- Listen to what’s being communicated nonverbally. My food and beverage manager shaking his head at me was sufficient at tipping me off to a problem if only I been paying attention.
Moments like these are what push me to now focus heavily on emotional intelligence (EQ), listening skills, and diversity. If I were competent in those skills back then, the I would have respected the tradition of Christmas crackers rather than blow it off, thinking I knew better, and I would have avoided disappointing 400 guests and my team.
Ebay Business Goes Bust
Fast-forward 10 years. By this point, I’d grown and sold the Kenyan hotel and built and sold Eco-resorts, my eco-friendly safari company. I was back the U.S., wondering what my next business would be.
At this point, most people introduced me as “Anne from Africa”, as a conversation starter. In addition, I wore lots of African jewelry and carried beautiful, handmade African bags. I had lived there for ten years! My house was decorated with African textiles and art. Everyone kept asking me where they could buy my bag or necklace, so I decided to sell African things on Ebay. I knew someone else who did it and thought, “How hard can it be?” Little did I know…
How Hard Can It Be?
First of all, I needed inventory. Since this was a new business, I flew to Africa and went market to market, looking for the best buys. Then I had to lug the goods back to the States in suitcases. Next, I had to upload pictures and descriptions (this process was not an easy task in 2001!) to Ebay. Once everything was loaded on the site, all I had to do was wait for sales.
Some things sold well, yet when I went back to the markets to get more inventory, the same items were unavailable. Some things didn’t sell well, because I didn’t bring back what people wanted to buy. So let’s just say that many of my friends received African goods as gifts for several years!
Some people would call that a huge waste of time and energy. I wouldn’t. I learned a ton that I carried forward into my future work.
So What Did I Learn From This Total Flop?
Lessons I Learned from Failing:
- Do your research and make sure you understand the playing field before starting a small business.

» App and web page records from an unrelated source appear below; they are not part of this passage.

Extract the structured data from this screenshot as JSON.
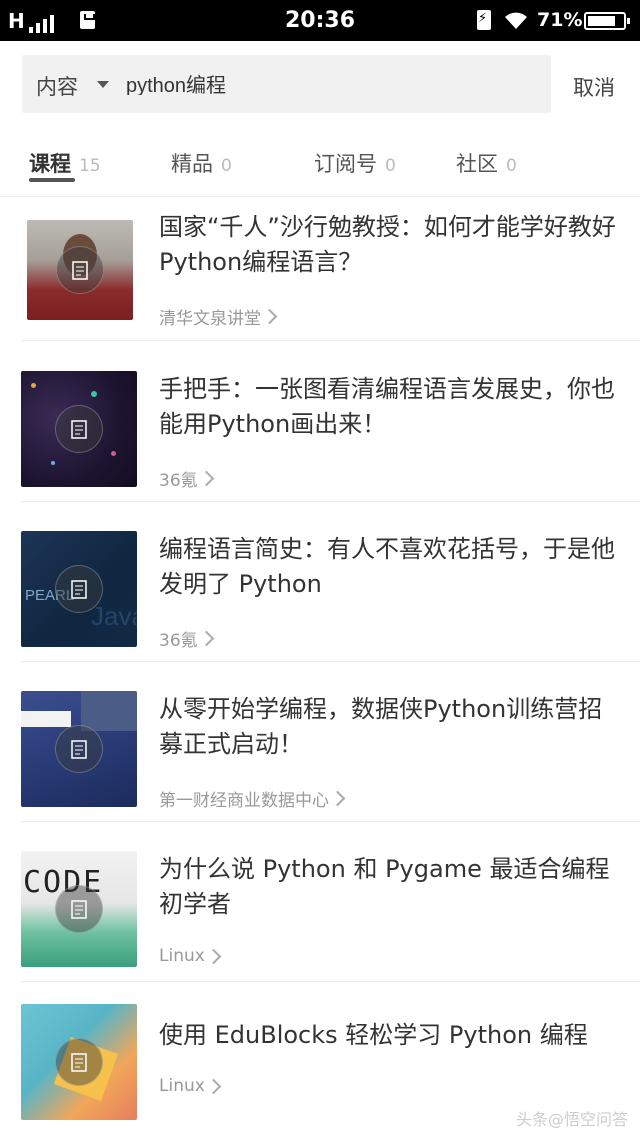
{
  "status_bar": {
    "signal": "H",
    "time": "20:36",
    "battery_percent": "71%"
  },
  "search": {
    "scope_label": "内容",
    "query": "python编程",
    "cancel_label": "取消"
  },
  "tabs": [
    {
      "label": "课程",
      "count": "15",
      "active": true
    },
    {
      "label": "精品",
      "count": "0",
      "active": false
    },
    {
      "label": "订阅号",
      "count": "0",
      "active": false
    },
    {
      "label": "社区",
      "count": "0",
      "active": false
    }
  ],
  "results": [
    {
      "title": "国家“千人”沙行勉教授：如何才能学好教好Python编程语言？",
      "source": "清华文泉讲堂"
    },
    {
      "title": "手把手：一张图看清编程语言发展史，你也能用Python画出来！",
      "source": "36氪"
    },
    {
      "title": "编程语言简史：有人不喜欢花括号，于是他发明了 Python",
      "source": "36氪"
    },
    {
      "title": "从零开始学编程，数据侠Python训练营招募正式启动！",
      "source": "第一财经商业数据中心"
    },
    {
      "title": "为什么说 Python 和 Pygame 最适合编程初学者",
      "source": "Linux"
    },
    {
      "title": "使用 EduBlocks 轻松学习 Python 编程",
      "source": "Linux"
    }
  ],
  "watermark": "头条@悟空问答"
}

Market research is your friend! It would have helped my chances of success if I understood online marketing.
- Know your market and what they want to buy. This includes knowing the generation (or generations) of your target consumer so you can “speak their language” when marketing to them.
- Develop a strong, reliable supply chain.

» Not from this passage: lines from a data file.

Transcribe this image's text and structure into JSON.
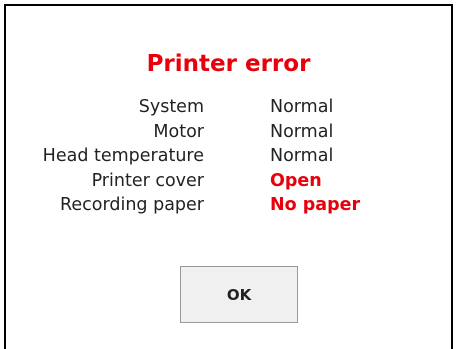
{
  "dialog": {
    "title": "Printer error",
    "status_items": [
      {
        "label": "System",
        "value": "Normal",
        "state": "normal"
      },
      {
        "label": "Motor",
        "value": "Normal",
        "state": "normal"
      },
      {
        "label": "Head temperature",
        "value": "Normal",
        "state": "normal"
      },
      {
        "label": "Printer cover",
        "value": "Open",
        "state": "error"
      },
      {
        "label": "Recording paper",
        "value": "No paper",
        "state": "error"
      }
    ],
    "ok_label": "OK"
  },
  "colors": {
    "error": "#e8000b",
    "text": "#222222",
    "button_bg": "#f0f0f0",
    "border": "#000000"
  }
}
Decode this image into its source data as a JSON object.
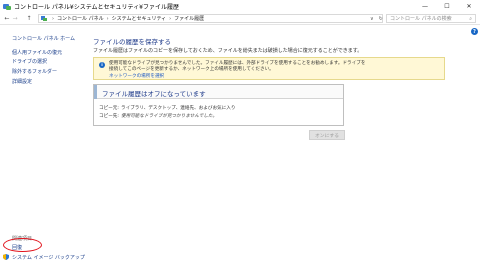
{
  "window": {
    "title": "コントロール パネル¥システムとセキュリティ¥ファイル履歴",
    "minimize": "—",
    "maximize": "☐",
    "close": "✕"
  },
  "address": {
    "back": "←",
    "forward": "→",
    "up": "↑",
    "crumbs": [
      "コントロール パネル",
      "システムとセキュリティ",
      "ファイル履歴"
    ],
    "dropdown": "∨",
    "refresh": "↻",
    "search_placeholder": "コントロール パネルの検索",
    "search_icon": "⌕"
  },
  "help": "?",
  "sidebar": {
    "home": "コントロール パネル ホーム",
    "links": [
      "個人用ファイルの復元",
      "ドライブの選択",
      "除外するフォルダー",
      "詳細設定"
    ],
    "related_heading": "関連項目",
    "related_links": [
      "回復",
      "システム イメージ バックアップ"
    ]
  },
  "main": {
    "title": "ファイルの履歴を保存する",
    "description": "ファイル履歴はファイルのコピーを保存しておくため、ファイルを紛失または破損した場合に復元することができます。",
    "info": {
      "icon": "i",
      "line1": "使用可能なドライブが見つかりませんでした。ファイル履歴には、外部ドライブを使用することをお勧めします。ドライブを",
      "line2": "接続してこのページを更新するか、ネットワーク上の場所を使用してください。",
      "link": "ネットワークの場所を選択"
    },
    "status": {
      "title": "ファイル履歴はオフになっています",
      "copy_from_label": "コピー元:",
      "copy_from_value": "ライブラリ、デスクトップ、連絡先、およびお気に入り",
      "copy_to_label": "コピー先:",
      "copy_to_value": "使用可能なドライブが見つかりませんでした。"
    },
    "on_button": "オンにする"
  }
}
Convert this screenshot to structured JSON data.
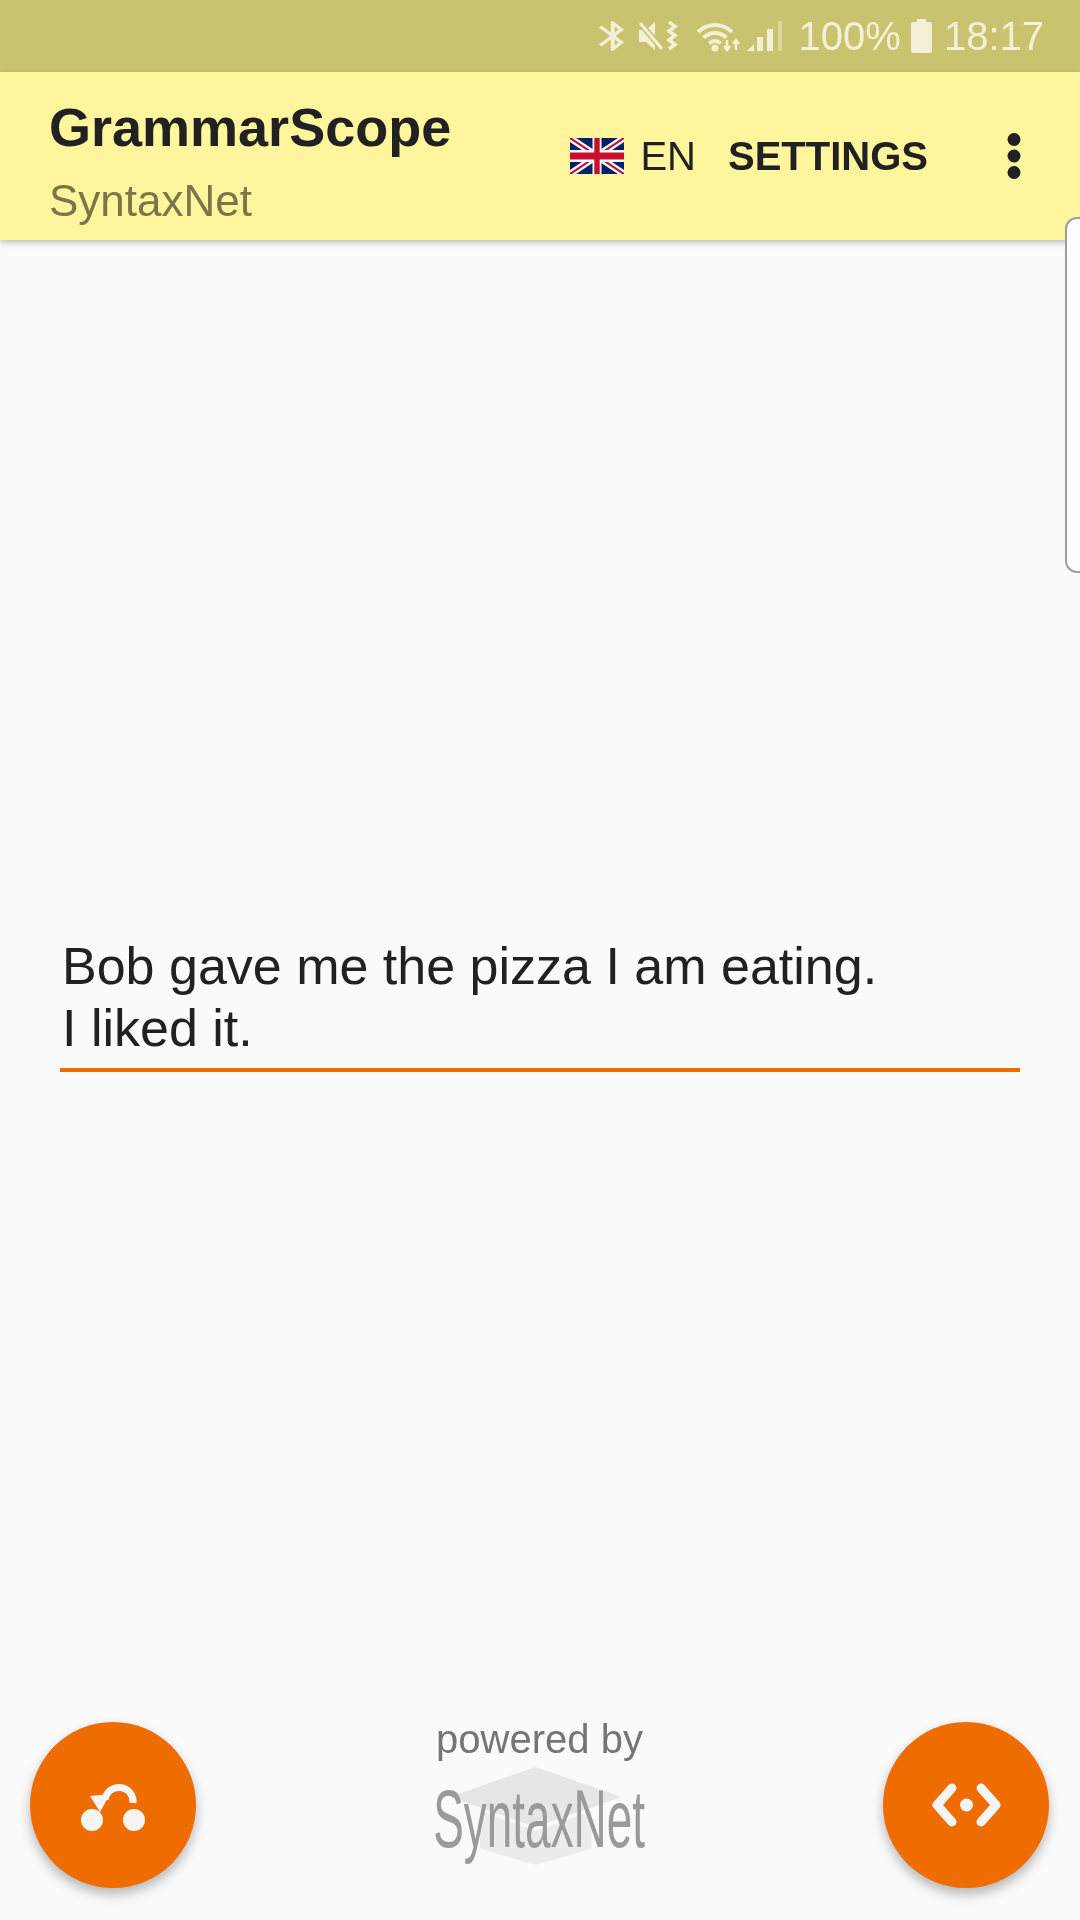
{
  "status_bar": {
    "battery": "100%",
    "time": "18:17"
  },
  "app_bar": {
    "title": "GrammarScope",
    "subtitle": "SyntaxNet",
    "language": "EN",
    "settings": "SETTINGS"
  },
  "editor": {
    "value": "Bob gave me the pizza I am eating.\nI liked it."
  },
  "footer": {
    "caption": "powered by",
    "logo": "SyntaxNet"
  }
}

Now, I don’t believe a strong business plan guarantees success. The fact is, in business and in life, you never know what is going to happen, especially in an economy that is constantly in flux. In that sense, treating your business plan as though it is set in stone is detrimental to your ability to succeed. However, that doesn’t mean you shouldn’t do your research about the market you are entering and who your target consumers are.
As leaders we are expected to know everything, so we feel hesitant asking questions or admitting we don’t know something. Yet, we have to ask questions! And that’s just the first step. The next step is actually listening, a skill so valuable that it deserves continual practice.
So there you have it. Two of my many failures to jumpstart my Bring Back Failure! campaign. My Christmas cracker blowup and eBay flop strengthened my business sense, and improved my communication and listening skills. My eyes were opened to the need for leaders to truly understand and respect cultural diversity. And rather than sending me into a spiral of bone crushing disappointment, my failures motivated me to keep trying. As Thomas Edison said, “I have not failed. I’ve just found 10,000 ways that won’t work.”
Ready to join the Bring Back Failure! campaign? Share a story of a time you failed with pride. Tell us (and others) what you learned. Encourage those around you to lose their shame over failure and embrace it as one step closer to innovation. Start today by sharing your story in the comment section below, send me an email, or find me on Twitter.
Denis Waitley says it well:
“Failure should be our teacher, not our undertaker. Failure is delay, not defeat. It is a temporary detour, not a dead end. Failure is something we can avoid only by saying nothing, doing nothing, and being nothing.”